> _TASK DIRECTIONS_: Give the data again, word for word.

____________________

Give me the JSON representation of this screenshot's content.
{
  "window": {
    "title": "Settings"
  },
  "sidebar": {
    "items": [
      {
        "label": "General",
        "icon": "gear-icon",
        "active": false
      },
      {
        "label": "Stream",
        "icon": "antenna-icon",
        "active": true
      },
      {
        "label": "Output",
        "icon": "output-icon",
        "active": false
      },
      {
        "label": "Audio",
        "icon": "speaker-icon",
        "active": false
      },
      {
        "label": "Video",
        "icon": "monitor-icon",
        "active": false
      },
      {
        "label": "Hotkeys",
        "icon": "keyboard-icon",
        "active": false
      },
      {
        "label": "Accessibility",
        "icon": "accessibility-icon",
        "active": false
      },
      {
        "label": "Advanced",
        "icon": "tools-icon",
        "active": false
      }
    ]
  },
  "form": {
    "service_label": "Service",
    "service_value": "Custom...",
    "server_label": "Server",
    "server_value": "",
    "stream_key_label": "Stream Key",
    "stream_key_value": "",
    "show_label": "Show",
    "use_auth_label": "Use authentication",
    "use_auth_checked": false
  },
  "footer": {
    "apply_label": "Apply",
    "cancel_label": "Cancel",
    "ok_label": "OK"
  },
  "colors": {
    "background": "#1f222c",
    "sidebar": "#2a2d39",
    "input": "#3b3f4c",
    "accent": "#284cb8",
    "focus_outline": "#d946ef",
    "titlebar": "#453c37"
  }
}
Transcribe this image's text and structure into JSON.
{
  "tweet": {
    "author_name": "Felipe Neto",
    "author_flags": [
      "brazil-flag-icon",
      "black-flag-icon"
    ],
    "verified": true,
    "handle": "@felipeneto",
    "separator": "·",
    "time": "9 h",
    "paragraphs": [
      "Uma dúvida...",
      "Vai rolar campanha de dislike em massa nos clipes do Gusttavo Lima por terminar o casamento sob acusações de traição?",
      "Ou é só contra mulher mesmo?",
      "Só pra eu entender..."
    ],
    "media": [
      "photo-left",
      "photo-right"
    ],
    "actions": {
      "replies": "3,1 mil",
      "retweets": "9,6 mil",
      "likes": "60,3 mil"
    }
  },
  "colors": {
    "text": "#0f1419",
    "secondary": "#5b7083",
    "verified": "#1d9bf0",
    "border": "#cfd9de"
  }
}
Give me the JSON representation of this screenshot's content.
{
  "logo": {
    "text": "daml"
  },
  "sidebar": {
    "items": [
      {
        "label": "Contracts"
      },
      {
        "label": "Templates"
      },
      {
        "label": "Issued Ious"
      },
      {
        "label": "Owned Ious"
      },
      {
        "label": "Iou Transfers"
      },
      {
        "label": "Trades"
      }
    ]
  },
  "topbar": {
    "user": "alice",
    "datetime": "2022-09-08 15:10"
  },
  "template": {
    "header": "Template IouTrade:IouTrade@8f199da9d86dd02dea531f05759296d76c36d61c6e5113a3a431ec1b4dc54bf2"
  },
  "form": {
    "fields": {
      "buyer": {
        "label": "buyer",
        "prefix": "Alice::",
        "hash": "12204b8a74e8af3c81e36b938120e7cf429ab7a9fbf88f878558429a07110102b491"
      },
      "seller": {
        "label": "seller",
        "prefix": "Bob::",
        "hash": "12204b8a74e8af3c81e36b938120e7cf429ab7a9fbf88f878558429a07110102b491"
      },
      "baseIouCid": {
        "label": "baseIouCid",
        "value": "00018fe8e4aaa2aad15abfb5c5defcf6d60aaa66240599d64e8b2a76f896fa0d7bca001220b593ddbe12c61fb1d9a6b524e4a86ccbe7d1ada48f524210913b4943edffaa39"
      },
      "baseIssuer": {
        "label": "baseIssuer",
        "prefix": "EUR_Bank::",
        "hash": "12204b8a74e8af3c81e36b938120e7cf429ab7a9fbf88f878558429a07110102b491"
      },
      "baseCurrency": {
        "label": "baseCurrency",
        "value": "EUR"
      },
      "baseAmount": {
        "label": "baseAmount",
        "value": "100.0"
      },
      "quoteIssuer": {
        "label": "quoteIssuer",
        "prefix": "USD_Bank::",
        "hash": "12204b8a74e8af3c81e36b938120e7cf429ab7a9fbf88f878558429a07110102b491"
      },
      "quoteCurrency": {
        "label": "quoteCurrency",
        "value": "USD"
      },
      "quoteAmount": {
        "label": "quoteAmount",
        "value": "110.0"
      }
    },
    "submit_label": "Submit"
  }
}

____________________

> _ANSWER FOR THIS EXERCISE_:
Give me the JSON representation of this screenshot's content.
{
  "window": {
    "title": "Settings"
  },
  "sidebar": {
    "items": [
      {
        "label": "General",
        "icon": "gear-icon",
        "active": false
      },
      {
        "label": "Stream",
        "icon": "antenna-icon",
        "active": true
      },
      {
        "label": "Output",
        "icon": "output-icon",
        "active": false
      },
      {
        "label": "Audio",
        "icon": "speaker-icon",
        "active": false
      },
      {
        "label": "Video",
        "icon": "monitor-icon",
        "active": false
      },
      {
        "label": "Hotkeys",
        "icon": "keyboard-icon",
        "active": false
      },
      {
        "label": "Accessibility",
        "icon": "accessibility-icon",
        "active": false
      },
      {
        "label": "Advanced",
        "icon": "tools-icon",
        "active": false
      }
    ]
  },
  "form": {
    "service_label": "Service",
    "service_value": "Custom...",
    "server_label": "Server",
    "server_value": "",
    "stream_key_label": "Stream Key",
    "stream_key_value": "",
    "show_label": "Show",
    "use_auth_label": "Use authentication",
    "use_auth_checked": false
  },
  "footer": {
    "apply_label": "Apply",
    "cancel_label": "Cancel",
    "ok_label": "OK"
  },
  "colors": {
    "background": "#1f222c",
    "sidebar": "#2a2d39",
    "input": "#3b3f4c",
    "accent": "#284cb8",
    "focus_outline": "#d946ef",
    "titlebar": "#453c37"
  }
}
Transcribe this image's text and structure into JSON.
{
  "tweet": {
    "author_name": "Felipe Neto",
    "author_flags": [
      "brazil-flag-icon",
      "black-flag-icon"
    ],
    "verified": true,
    "handle": "@felipeneto",
    "separator": "·",
    "time": "9 h",
    "paragraphs": [
      "Uma dúvida...",
      "Vai rolar campanha de dislike em massa nos clipes do Gusttavo Lima por terminar o casamento sob acusações de traição?",
      "Ou é só contra mulher mesmo?",
      "Só pra eu entender..."
    ],
    "media": [
      "photo-left",
      "photo-right"
    ],
    "actions": {
      "replies": "3,1 mil",
      "retweets": "9,6 mil",
      "likes": "60,3 mil"
    }
  },
  "colors": {
    "text": "#0f1419",
    "secondary": "#5b7083",
    "verified": "#1d9bf0",
    "border": "#cfd9de"
  }
}
Give me the JSON representation of this screenshot's content.
{
  "logo": {
    "text": "daml"
  },
  "sidebar": {
    "items": [
      {
        "label": "Contracts"
      },
      {
        "label": "Templates"
      },
      {
        "label": "Issued Ious"
      },
      {
        "label": "Owned Ious"
      },
      {
        "label": "Iou Transfers"
      },
      {
        "label": "Trades"
      }
    ]
  },
  "topbar": {
    "user": "alice",
    "datetime": "2022-09-08 15:10"
  },
  "template": {
    "header": "Template IouTrade:IouTrade@8f199da9d86dd02dea531f05759296d76c36d61c6e5113a3a431ec1b4dc54bf2"
  },
  "form": {
    "fields": {
      "buyer": {
        "label": "buyer",
        "prefix": "Alice::",
        "hash": "12204b8a74e8af3c81e36b938120e7cf429ab7a9fbf88f878558429a07110102b491"
      },
      "seller": {
        "label": "seller",
        "prefix": "Bob::",
        "hash": "12204b8a74e8af3c81e36b938120e7cf429ab7a9fbf88f878558429a07110102b491"
      },
      "baseIouCid": {
        "label": "baseIouCid",
        "value": "00018fe8e4aaa2aad15abfb5c5defcf6d60aaa66240599d64e8b2a76f896fa0d7bca001220b593ddbe12c61fb1d9a6b524e4a86ccbe7d1ada48f524210913b4943edffaa39"
      },
      "baseIssuer": {
        "label": "baseIssuer",
        "prefix": "EUR_Bank::",
        "hash": "12204b8a74e8af3c81e36b938120e7cf429ab7a9fbf88f878558429a07110102b491"
      },
      "baseCurrency": {
        "label": "baseCurrency",
        "value": "EUR"
      },
      "baseAmount": {
        "label": "baseAmount",
        "value": "100.0"
      },
      "quoteIssuer": {
        "label": "quoteIssuer",
        "prefix": "USD_Bank::",
        "hash": "12204b8a74e8af3c81e36b938120e7cf429ab7a9fbf88f878558429a07110102b491"
      },
      "quoteCurrency": {
        "label": "quoteCurrency",
        "value": "USD"
      },
      "quoteAmount": {
        "label": "quoteAmount",
        "value": "110.0"
      }
    },
    "submit_label": "Submit"
  }
}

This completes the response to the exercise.